__Task to complete__: Please reproduce the data below exactly, from the first line to the last.

○ ○ ○ ○ ○ ○ ○

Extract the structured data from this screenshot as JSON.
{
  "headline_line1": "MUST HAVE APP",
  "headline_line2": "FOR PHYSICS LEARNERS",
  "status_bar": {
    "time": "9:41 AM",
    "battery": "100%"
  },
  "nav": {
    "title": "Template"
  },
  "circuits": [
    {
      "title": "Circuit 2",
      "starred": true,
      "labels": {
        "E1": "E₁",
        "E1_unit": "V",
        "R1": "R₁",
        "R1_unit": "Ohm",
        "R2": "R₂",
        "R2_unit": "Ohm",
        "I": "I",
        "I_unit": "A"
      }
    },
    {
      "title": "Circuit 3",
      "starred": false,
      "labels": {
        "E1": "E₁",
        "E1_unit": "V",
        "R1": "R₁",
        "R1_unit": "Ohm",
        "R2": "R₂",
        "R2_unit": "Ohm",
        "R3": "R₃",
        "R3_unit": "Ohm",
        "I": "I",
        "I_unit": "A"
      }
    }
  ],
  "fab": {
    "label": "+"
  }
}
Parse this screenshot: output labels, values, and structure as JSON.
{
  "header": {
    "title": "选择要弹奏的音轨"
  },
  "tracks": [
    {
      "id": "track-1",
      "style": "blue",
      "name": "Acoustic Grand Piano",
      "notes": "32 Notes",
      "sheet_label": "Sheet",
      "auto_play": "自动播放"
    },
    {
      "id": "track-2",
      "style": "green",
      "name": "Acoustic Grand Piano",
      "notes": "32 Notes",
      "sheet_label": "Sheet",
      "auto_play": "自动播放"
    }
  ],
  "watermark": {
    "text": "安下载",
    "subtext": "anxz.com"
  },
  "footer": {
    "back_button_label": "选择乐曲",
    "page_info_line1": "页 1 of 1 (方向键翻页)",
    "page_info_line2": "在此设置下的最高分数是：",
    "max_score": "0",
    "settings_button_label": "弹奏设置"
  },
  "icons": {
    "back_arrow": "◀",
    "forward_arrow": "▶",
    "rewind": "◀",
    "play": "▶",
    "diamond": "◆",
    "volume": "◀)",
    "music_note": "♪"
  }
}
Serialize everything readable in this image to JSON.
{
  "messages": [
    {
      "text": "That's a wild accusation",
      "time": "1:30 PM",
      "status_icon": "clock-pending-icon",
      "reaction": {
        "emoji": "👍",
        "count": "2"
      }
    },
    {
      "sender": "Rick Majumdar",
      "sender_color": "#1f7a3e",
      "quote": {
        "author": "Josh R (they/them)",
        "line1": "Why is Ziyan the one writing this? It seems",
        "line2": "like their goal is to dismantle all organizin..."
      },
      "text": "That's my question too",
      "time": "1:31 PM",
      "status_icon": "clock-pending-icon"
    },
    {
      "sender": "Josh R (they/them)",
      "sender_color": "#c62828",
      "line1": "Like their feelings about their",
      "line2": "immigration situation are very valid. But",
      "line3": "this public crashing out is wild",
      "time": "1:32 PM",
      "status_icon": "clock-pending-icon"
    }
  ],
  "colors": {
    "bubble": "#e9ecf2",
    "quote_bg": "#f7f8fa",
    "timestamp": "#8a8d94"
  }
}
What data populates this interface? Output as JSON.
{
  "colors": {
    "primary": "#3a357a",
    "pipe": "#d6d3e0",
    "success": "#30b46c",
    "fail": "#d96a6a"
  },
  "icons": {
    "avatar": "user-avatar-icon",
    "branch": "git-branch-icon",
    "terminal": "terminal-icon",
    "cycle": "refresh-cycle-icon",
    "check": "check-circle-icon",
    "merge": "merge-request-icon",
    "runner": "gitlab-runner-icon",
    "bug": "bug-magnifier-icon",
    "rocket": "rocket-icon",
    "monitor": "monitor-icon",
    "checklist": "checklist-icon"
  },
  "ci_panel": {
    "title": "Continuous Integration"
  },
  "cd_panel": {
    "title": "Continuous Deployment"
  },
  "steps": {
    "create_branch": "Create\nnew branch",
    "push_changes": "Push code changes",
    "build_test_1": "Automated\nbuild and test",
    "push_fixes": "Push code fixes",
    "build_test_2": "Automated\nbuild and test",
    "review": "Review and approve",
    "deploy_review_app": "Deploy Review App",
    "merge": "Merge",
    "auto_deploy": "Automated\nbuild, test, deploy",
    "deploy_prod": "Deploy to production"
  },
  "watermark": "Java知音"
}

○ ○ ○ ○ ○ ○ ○

__Answer to the exercise__:
Extract the structured data from this screenshot as JSON.
{
  "headline_line1": "MUST HAVE APP",
  "headline_line2": "FOR PHYSICS LEARNERS",
  "status_bar": {
    "time": "9:41 AM",
    "battery": "100%"
  },
  "nav": {
    "title": "Template"
  },
  "circuits": [
    {
      "title": "Circuit 2",
      "starred": true,
      "labels": {
        "E1": "E₁",
        "E1_unit": "V",
        "R1": "R₁",
        "R1_unit": "Ohm",
        "R2": "R₂",
        "R2_unit": "Ohm",
        "I": "I",
        "I_unit": "A"
      }
    },
    {
      "title": "Circuit 3",
      "starred": false,
      "labels": {
        "E1": "E₁",
        "E1_unit": "V",
        "R1": "R₁",
        "R1_unit": "Ohm",
        "R2": "R₂",
        "R2_unit": "Ohm",
        "R3": "R₃",
        "R3_unit": "Ohm",
        "I": "I",
        "I_unit": "A"
      }
    }
  ],
  "fab": {
    "label": "+"
  }
}
Parse this screenshot: output labels, values, and structure as JSON.
{
  "header": {
    "title": "选择要弹奏的音轨"
  },
  "tracks": [
    {
      "id": "track-1",
      "style": "blue",
      "name": "Acoustic Grand Piano",
      "notes": "32 Notes",
      "sheet_label": "Sheet",
      "auto_play": "自动播放"
    },
    {
      "id": "track-2",
      "style": "green",
      "name": "Acoustic Grand Piano",
      "notes": "32 Notes",
      "sheet_label": "Sheet",
      "auto_play": "自动播放"
    }
  ],
  "watermark": {
    "text": "安下载",
    "subtext": "anxz.com"
  },
  "footer": {
    "back_button_label": "选择乐曲",
    "page_info_line1": "页 1 of 1 (方向键翻页)",
    "page_info_line2": "在此设置下的最高分数是：",
    "max_score": "0",
    "settings_button_label": "弹奏设置"
  },
  "icons": {
    "back_arrow": "◀",
    "forward_arrow": "▶",
    "rewind": "◀",
    "play": "▶",
    "diamond": "◆",
    "volume": "◀)",
    "music_note": "♪"
  }
}
Serialize everything readable in this image to JSON.
{
  "messages": [
    {
      "text": "That's a wild accusation",
      "time": "1:30 PM",
      "status_icon": "clock-pending-icon",
      "reaction": {
        "emoji": "👍",
        "count": "2"
      }
    },
    {
      "sender": "Rick Majumdar",
      "sender_color": "#1f7a3e",
      "quote": {
        "author": "Josh R (they/them)",
        "line1": "Why is Ziyan the one writing this? It seems",
        "line2": "like their goal is to dismantle all organizin..."
      },
      "text": "That's my question too",
      "time": "1:31 PM",
      "status_icon": "clock-pending-icon"
    },
    {
      "sender": "Josh R (they/them)",
      "sender_color": "#c62828",
      "line1": "Like their feelings about their",
      "line2": "immigration situation are very valid. But",
      "line3": "this public crashing out is wild",
      "time": "1:32 PM",
      "status_icon": "clock-pending-icon"
    }
  ],
  "colors": {
    "bubble": "#e9ecf2",
    "quote_bg": "#f7f8fa",
    "timestamp": "#8a8d94"
  }
}
What data populates this interface? Output as JSON.
{
  "colors": {
    "primary": "#3a357a",
    "pipe": "#d6d3e0",
    "success": "#30b46c",
    "fail": "#d96a6a"
  },
  "icons": {
    "avatar": "user-avatar-icon",
    "branch": "git-branch-icon",
    "terminal": "terminal-icon",
    "cycle": "refresh-cycle-icon",
    "check": "check-circle-icon",
    "merge": "merge-request-icon",
    "runner": "gitlab-runner-icon",
    "bug": "bug-magnifier-icon",
    "rocket": "rocket-icon",
    "monitor": "monitor-icon",
    "checklist": "checklist-icon"
  },
  "ci_panel": {
    "title": "Continuous Integration"
  },
  "cd_panel": {
    "title": "Continuous Deployment"
  },
  "steps": {
    "create_branch": "Create\nnew branch",
    "push_changes": "Push code changes",
    "build_test_1": "Automated\nbuild and test",
    "push_fixes": "Push code fixes",
    "build_test_2": "Automated\nbuild and test",
    "review": "Review and approve",
    "deploy_review_app": "Deploy Review App",
    "merge": "Merge",
    "auto_deploy": "Automated\nbuild, test, deploy",
    "deploy_prod": "Deploy to production"
  },
  "watermark": "Java知音"
}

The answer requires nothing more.